SILVER SPRING, MD  20904-5236                 301-622-3633


June 23, 2004



Tanya Ballard

Managing Editor



This correspondence is in response to the June 15, 2004 article by Shawn Zeller, entitled

Shawn Zeller indicated that in order for the federal sector discrimination process to improve, civil rights groups, federal agencies, unions and Congress all have to put aside their parochial concerns.

I would argue that in order to improve the civil rights programs in the federal sector, EEOC Chair Dominguez has to collaborate with other stakeholders.  Since getting to the Equal Employment Opportunity Commission (EEOC), Dominguez has basically adopted a my-way/or-no way attitude that has alienated all the civil rights champions that she’s come in contact with. 

On March 25, 2003, a coalition of civil rights, EEO executives, employee advocates, and other stakeholder groups submitted a letter to EEOC with its thoughts on improving the Federal EEO process.  If Dominguez were serious about reforming the complaints process, she had what she needed in this document.

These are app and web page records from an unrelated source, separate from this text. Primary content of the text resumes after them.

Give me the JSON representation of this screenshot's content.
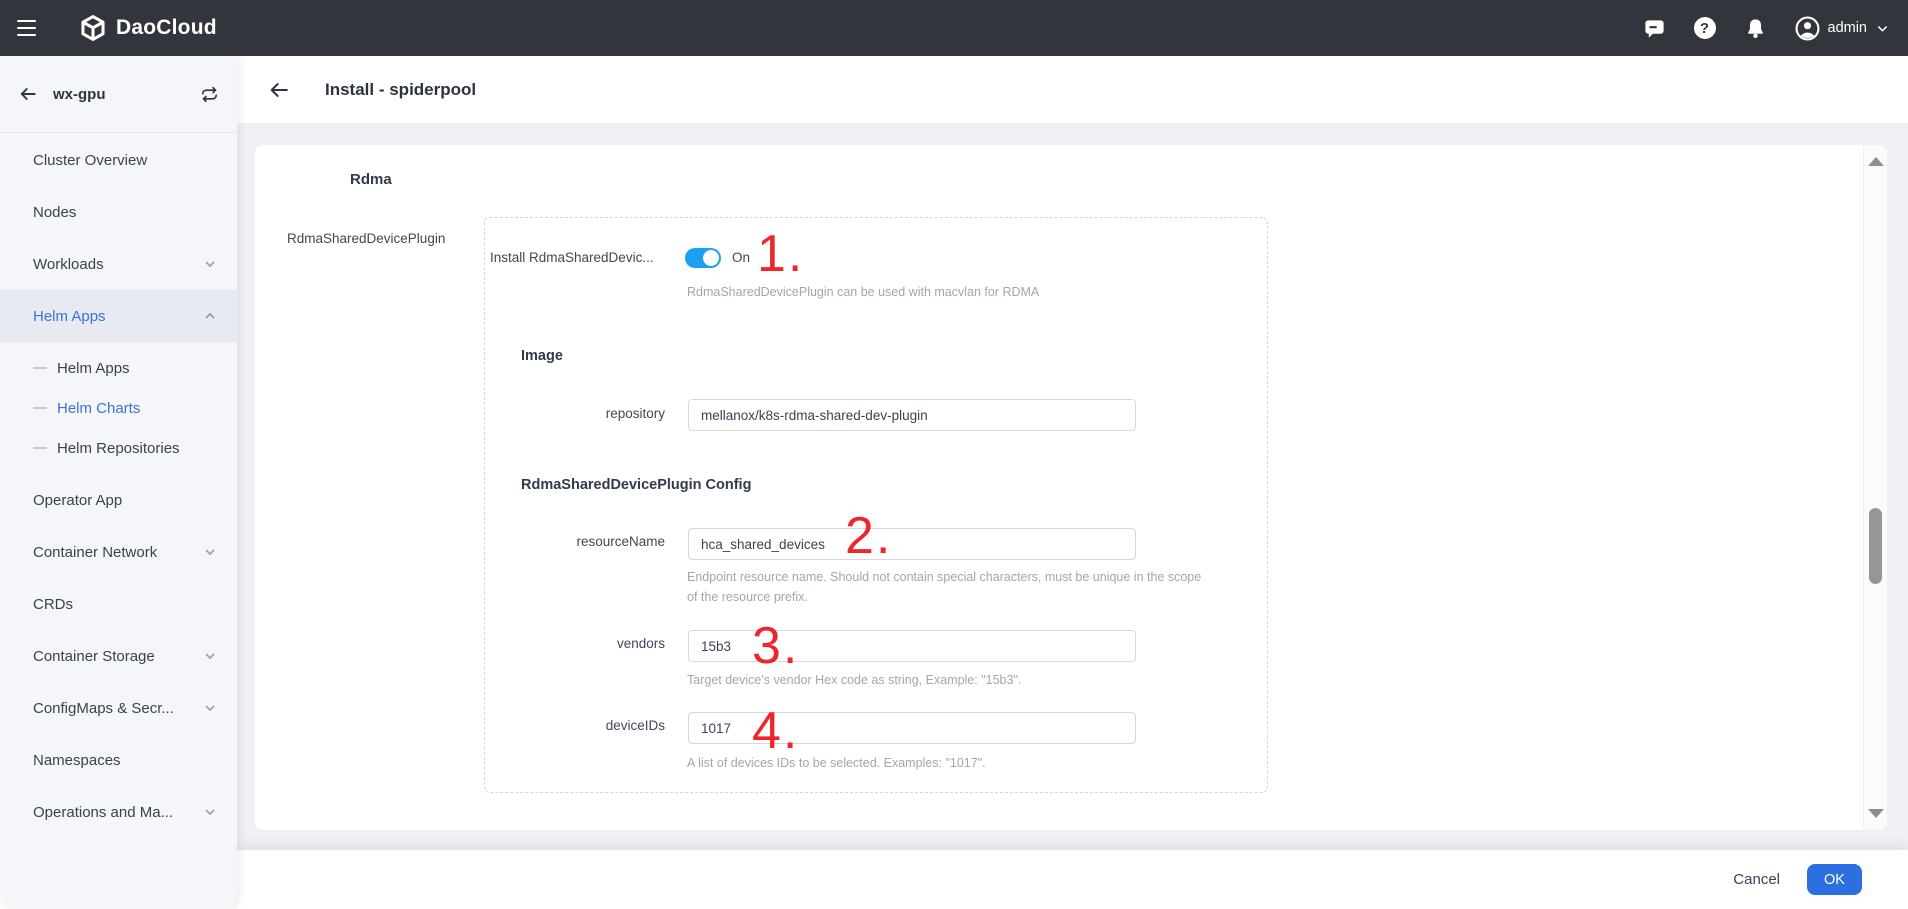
{
  "colors": {
    "topbar_bg": "#32353c",
    "accent_blue": "#3d70dd",
    "toggle_blue": "#1aa1f1",
    "ok_button_blue": "#2e6fe0",
    "annotation_red": "#f0252c"
  },
  "topbar": {
    "brand": "DaoCloud",
    "user": "admin"
  },
  "sidebar": {
    "cluster": "wx-gpu",
    "items": [
      {
        "label": "Cluster Overview"
      },
      {
        "label": "Nodes"
      },
      {
        "label": "Workloads"
      },
      {
        "label": "Helm Apps"
      },
      {
        "label": "Helm Apps"
      },
      {
        "label": "Helm Charts"
      },
      {
        "label": "Helm Repositories"
      },
      {
        "label": "Operator App"
      },
      {
        "label": "Container Network"
      },
      {
        "label": "CRDs"
      },
      {
        "label": "Container Storage"
      },
      {
        "label": "ConfigMaps & Secr..."
      },
      {
        "label": "Namespaces"
      },
      {
        "label": "Operations and Ma..."
      }
    ]
  },
  "header": {
    "title": "Install - spiderpool"
  },
  "form": {
    "section_rdma": "Rdma",
    "group_label": "RdmaSharedDevicePlugin",
    "install_toggle": {
      "label": "Install RdmaSharedDevic...",
      "state": "On",
      "help": "RdmaSharedDevicePlugin can be used with macvlan for RDMA"
    },
    "section_image": "Image",
    "repository": {
      "label": "repository",
      "value": "mellanox/k8s-rdma-shared-dev-plugin"
    },
    "section_config": "RdmaSharedDevicePlugin Config",
    "resourceName": {
      "label": "resourceName",
      "value": "hca_shared_devices",
      "help": "Endpoint resource name. Should not contain special characters, must be unique in the scope of the resource prefix."
    },
    "vendors": {
      "label": "vendors",
      "value": "15b3",
      "help": "Target device's vendor Hex code as string, Example: \"15b3\"."
    },
    "deviceIDs": {
      "label": "deviceIDs",
      "value": "1017",
      "help": "A list of devices IDs to be selected. Examples: \"1017\"."
    }
  },
  "annotations": {
    "n1": "1.",
    "n2": "2.",
    "n3": "3.",
    "n4": "4."
  },
  "footer": {
    "cancel": "Cancel",
    "ok": "OK"
  }
}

Lately, Dominguez has resorted to adopting indirect measures when she is unable to get what she wants through normal channels.  For example, she asked contractors to submit plans for developing a national customer service center before securing designated funding from Congress.    In addition, as of June 1, 2004, in the EEOC’s Washington Field Office, she has sanctioned a triage system for processing complaints.  This system will result in some complaints being dismissed without giving complainants an opportunity to supplement the reports of investigation through the discovery process.  This system was implemented even though the FY 2002 Annual Report indicated that EEOC would use the Notice of Proposed Rulemaking system to announce reforms to the federal sector discrimination complaint process. 


In addition, under her leadership, EEOC has allowed the EEOC's San Antonio District Office to conduct telephonic hearings, which can only harm complainants and agencies since it is impossible for EEOC Administrative Judges to make credible determinations over the telephone.  Finally, during the spring of 2004, without allowing federal agencies the opportunity to review and/or comment, Dominguez hastily issued the Instructions to Federal Agencies for Equal Employment Opportunity Directive 715 (MD-715).  These Instructions have placed the data-collection activities by federal agencies at odds with those of the Office of Personnel Management (OPM), the Census Bureau, and the Office of Management and Budget (OMB).

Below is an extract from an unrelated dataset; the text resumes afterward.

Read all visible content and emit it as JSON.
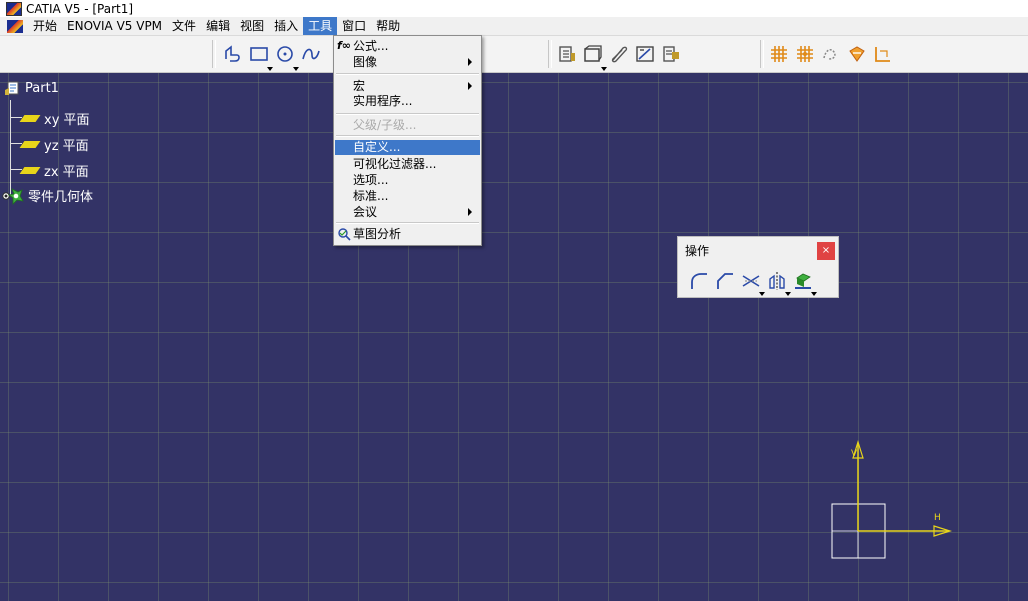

Dominguez tries to justify her proposals by using sayings such as "Justice Delayed is Justice Denied."  Civil rights stakeholders are against this philosophy and any reform that will expedite the processing of discrimination complaints while decreasing important complainants' rights, i.e., the ability to get a thorough report of investigation from federal agencies, the right to augment the report of investigation through the discovery process, and the right to get an EEOC hearing. 


It is ironic that, in a year when the Nation celebrated the 50th anniversary of the Supreme Court's historic decision on Brown v. Board of Education and is about to celebrate the 40th anniversary of Title VII of the Civil Rights Act of 1964, Dominguez has engaged herself on a full-time campaign to decrease the civil rights of federal employees.   

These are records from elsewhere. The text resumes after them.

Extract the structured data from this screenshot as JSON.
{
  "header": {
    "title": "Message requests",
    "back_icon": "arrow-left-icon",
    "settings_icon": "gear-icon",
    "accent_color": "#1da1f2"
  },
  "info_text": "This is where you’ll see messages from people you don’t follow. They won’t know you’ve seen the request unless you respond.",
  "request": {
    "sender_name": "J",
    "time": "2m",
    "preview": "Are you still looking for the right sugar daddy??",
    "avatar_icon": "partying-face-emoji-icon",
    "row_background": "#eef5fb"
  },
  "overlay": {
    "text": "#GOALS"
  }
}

The NAACP Federal Sector Task Force is prepared to conduct protest demonstrations against the policies of the EEOC Chair, starting within the next few days.  We believe the Chair is on the wrong track and we are prepared to oppose insane policies, unilaterally implemented by her and her aides.   The Task Force will responses appropriately in the days and months ahead. 


We believe the EEOC Chair’s actions and policies are an embarrassment to the other EEOC Commissioners, who probably have not voted to approve many of her actions. 


Someone should remind Dominguez of the famous saying from John Donne, the English poet: No man is an island, entire of itself; every man is a piece of a continent, a part of the main.  While John Donne made this famous saying during the XVII century, it is still applicable to men and women nowadays.  We understand that the basis for much Dominguez's thinking may be native to the Caribbean island where she was born and bred; however, we urge, through this communiqué, that she should set aside her parochial views and join the civil rights struggle in America.  A leadership style patterned after Fidel Castro’s one-person dictatorship is unacceptable in America.  Leadership in America is a shared responsibility, with the four EEOC Commissioners and stakeholders.

Leroy W. Warren, Jr.
Leroy W. Warren, Jr.
NAACP Federal Sector Task Force